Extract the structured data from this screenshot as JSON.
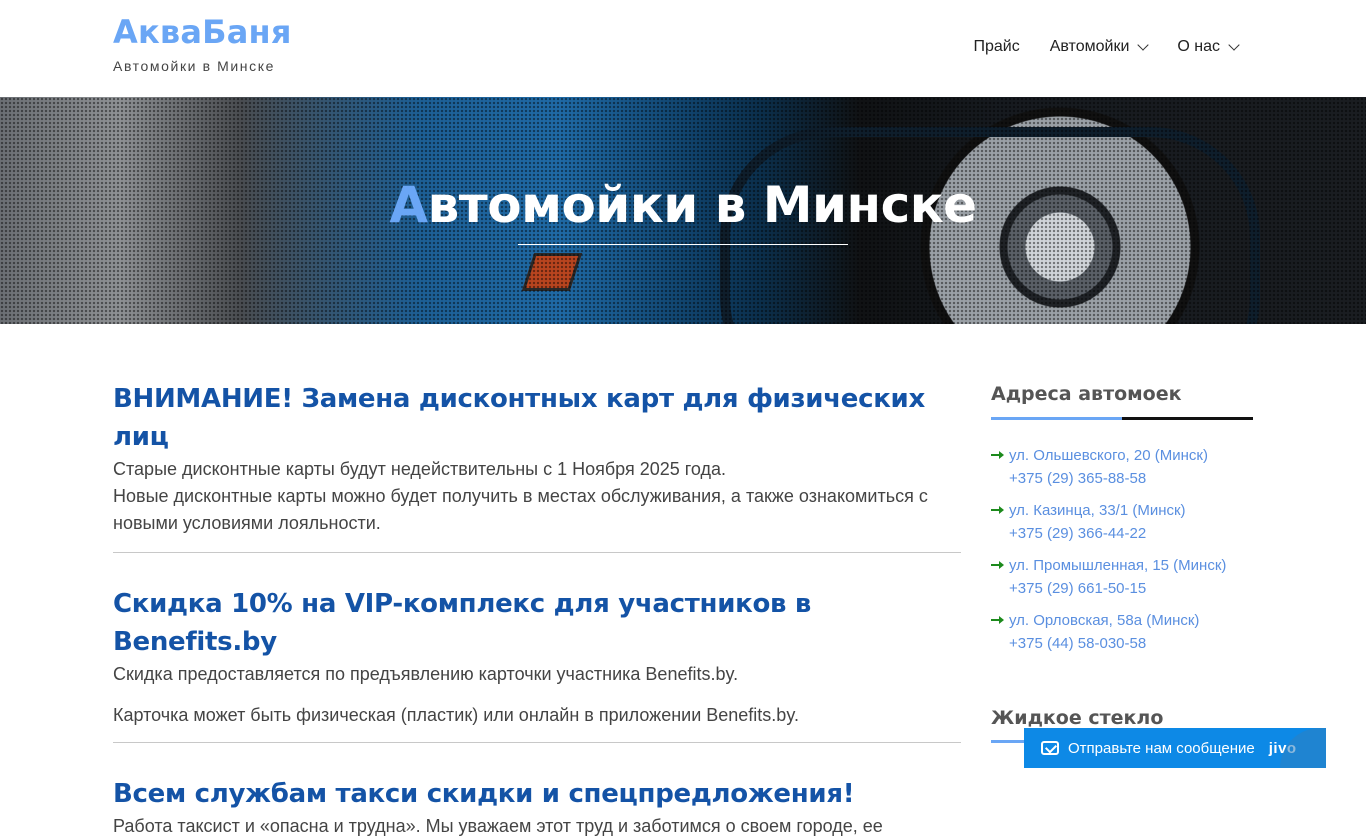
{
  "header": {
    "brand_title": "АкваБаня",
    "brand_subtitle": "Автомойки в Минске",
    "nav": [
      {
        "label": "Прайс",
        "has_dropdown": false
      },
      {
        "label": "Автомойки",
        "has_dropdown": true
      },
      {
        "label": "О нас",
        "has_dropdown": true
      }
    ]
  },
  "hero": {
    "title_first": "А",
    "title_rest": "втомойки в Минске"
  },
  "posts": [
    {
      "title": "ВНИМАНИЕ! Замена дисконтных карт для физических лиц",
      "paragraphs": [
        "Старые дисконтные карты будут недействительны с 1 Ноября 2025 года.",
        "Новые дисконтные карты можно будет получить в местах обслуживания, а также ознакомиться с новыми условиями лояльности."
      ]
    },
    {
      "title": "Скидка 10% на VIP-комплекс для участников в Benefits.by",
      "paragraphs": [
        "Скидка предоставляется по предъявлению карточки участника Benefits.by.",
        "Карточка может быть физическая (пластик) или онлайн в приложении Benefits.by."
      ]
    },
    {
      "title": "Всем службам такси скидки и спецпредложения!",
      "paragraphs": [
        "Работа таксист и «опасна и трудна». Мы уважаем этот труд и заботимся о своем городе, ее"
      ]
    }
  ],
  "sidebar": {
    "addresses_title": "Адреса автомоек",
    "addresses": [
      {
        "address": "ул. Ольшевского, 20 (Минск)",
        "phone": "+375 (29) 365-88-58"
      },
      {
        "address": "ул. Казинца, 33/1 (Минск)",
        "phone": "+375 (29) 366-44-22"
      },
      {
        "address": "ул. Промышленная, 15 (Минск)",
        "phone": "+375 (29) 661-50-15"
      },
      {
        "address": "ул. Орловская, 58а (Минск)",
        "phone": "+375 (44) 58-030-58"
      }
    ],
    "second_title": "Жидкое стекло"
  },
  "chat": {
    "label": "Отправьте нам сообщение",
    "brand": "jivo"
  },
  "colors": {
    "accent": "#6aa6f5",
    "post_title": "#1453a6",
    "chat_bg": "#0d89e6"
  }
}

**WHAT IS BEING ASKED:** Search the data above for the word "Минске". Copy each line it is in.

**ANSWER TO THE PROBLEM:**
    "brand_subtitle": "Автомойки в Минске",
    "title_rest": "втомойки в Минске"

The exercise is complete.